WORK REQUIRED -
Each line below with the word "Сохранение" needs to be copied.

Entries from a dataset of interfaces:

'''

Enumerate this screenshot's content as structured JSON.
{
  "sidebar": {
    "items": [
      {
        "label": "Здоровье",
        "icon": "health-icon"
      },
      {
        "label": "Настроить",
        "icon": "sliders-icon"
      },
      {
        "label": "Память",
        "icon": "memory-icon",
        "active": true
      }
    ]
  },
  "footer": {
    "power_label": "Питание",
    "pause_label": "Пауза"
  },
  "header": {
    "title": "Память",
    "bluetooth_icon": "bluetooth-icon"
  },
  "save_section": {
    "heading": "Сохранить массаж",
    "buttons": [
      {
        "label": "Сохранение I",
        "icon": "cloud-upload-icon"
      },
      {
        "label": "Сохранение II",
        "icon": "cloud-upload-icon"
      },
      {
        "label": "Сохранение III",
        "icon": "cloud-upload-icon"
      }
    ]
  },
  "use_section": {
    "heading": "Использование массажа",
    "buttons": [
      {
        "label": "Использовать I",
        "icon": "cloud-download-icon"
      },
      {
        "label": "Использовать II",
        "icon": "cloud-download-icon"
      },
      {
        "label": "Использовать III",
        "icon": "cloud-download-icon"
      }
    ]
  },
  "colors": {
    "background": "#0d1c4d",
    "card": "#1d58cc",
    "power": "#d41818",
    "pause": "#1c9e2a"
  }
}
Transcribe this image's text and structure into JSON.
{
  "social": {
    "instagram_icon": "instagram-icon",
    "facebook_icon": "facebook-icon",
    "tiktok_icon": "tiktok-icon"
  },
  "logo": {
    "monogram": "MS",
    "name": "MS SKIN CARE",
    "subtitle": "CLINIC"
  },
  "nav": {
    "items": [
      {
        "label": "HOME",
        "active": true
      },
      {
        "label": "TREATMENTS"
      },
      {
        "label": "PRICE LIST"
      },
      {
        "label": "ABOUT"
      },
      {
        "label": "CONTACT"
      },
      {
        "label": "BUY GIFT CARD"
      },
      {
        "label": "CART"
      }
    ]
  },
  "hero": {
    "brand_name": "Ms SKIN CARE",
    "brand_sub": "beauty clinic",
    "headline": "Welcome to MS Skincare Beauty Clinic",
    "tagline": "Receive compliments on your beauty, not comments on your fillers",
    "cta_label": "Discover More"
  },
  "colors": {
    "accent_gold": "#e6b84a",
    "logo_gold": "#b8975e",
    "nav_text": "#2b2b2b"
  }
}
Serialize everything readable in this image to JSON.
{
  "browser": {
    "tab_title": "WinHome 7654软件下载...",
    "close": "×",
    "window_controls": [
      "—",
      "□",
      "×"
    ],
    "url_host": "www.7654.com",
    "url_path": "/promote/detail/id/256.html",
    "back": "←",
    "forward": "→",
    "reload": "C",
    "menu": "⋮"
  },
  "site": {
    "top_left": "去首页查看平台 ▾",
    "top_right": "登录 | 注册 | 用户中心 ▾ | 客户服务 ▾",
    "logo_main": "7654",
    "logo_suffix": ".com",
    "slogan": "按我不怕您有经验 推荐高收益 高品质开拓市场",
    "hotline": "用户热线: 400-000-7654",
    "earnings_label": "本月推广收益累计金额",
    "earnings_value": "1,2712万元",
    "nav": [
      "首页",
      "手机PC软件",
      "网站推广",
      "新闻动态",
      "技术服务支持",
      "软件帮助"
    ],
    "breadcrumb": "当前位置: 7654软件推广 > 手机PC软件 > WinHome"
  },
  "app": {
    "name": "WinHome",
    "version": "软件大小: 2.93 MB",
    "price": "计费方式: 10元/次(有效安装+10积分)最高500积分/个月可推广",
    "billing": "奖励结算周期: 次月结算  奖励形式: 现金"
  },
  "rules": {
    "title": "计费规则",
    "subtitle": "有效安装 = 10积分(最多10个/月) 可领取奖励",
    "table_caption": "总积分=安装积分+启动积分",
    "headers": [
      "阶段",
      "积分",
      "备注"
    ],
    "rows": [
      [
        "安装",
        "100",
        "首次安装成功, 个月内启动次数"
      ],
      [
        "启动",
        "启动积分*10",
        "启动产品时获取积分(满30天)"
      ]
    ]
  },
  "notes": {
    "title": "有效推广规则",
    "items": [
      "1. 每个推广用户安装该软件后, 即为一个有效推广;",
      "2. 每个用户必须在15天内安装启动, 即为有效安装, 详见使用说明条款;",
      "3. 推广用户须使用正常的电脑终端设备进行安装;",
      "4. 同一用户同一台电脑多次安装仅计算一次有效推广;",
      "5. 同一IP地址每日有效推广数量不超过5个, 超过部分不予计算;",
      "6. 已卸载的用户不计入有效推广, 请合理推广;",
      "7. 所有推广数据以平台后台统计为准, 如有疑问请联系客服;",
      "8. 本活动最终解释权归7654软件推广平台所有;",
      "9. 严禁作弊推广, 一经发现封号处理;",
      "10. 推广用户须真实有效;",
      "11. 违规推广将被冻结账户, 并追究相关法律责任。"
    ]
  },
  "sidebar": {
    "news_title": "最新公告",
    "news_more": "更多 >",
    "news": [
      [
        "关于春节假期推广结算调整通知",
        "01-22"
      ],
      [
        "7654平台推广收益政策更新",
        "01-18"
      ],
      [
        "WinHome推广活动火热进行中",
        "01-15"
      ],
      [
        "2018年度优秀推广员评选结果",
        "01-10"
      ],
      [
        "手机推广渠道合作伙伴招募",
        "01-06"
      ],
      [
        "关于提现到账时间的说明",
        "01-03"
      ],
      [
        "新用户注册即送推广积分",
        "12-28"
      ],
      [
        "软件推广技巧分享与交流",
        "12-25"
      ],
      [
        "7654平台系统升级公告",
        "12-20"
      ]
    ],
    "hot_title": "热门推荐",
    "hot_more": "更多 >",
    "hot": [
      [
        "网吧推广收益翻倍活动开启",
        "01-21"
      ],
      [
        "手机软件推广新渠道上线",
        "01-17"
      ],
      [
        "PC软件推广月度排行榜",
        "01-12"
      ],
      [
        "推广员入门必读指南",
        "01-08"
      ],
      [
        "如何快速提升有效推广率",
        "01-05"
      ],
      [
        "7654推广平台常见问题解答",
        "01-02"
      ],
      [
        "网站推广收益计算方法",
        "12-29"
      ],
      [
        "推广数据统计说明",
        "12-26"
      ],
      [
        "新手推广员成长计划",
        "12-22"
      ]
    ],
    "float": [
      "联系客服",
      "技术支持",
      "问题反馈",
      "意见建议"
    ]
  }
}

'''

FINISHED EXERCISE -
        "label": "Сохранение I",
        "label": "Сохранение II",
        "label": "Сохранение III",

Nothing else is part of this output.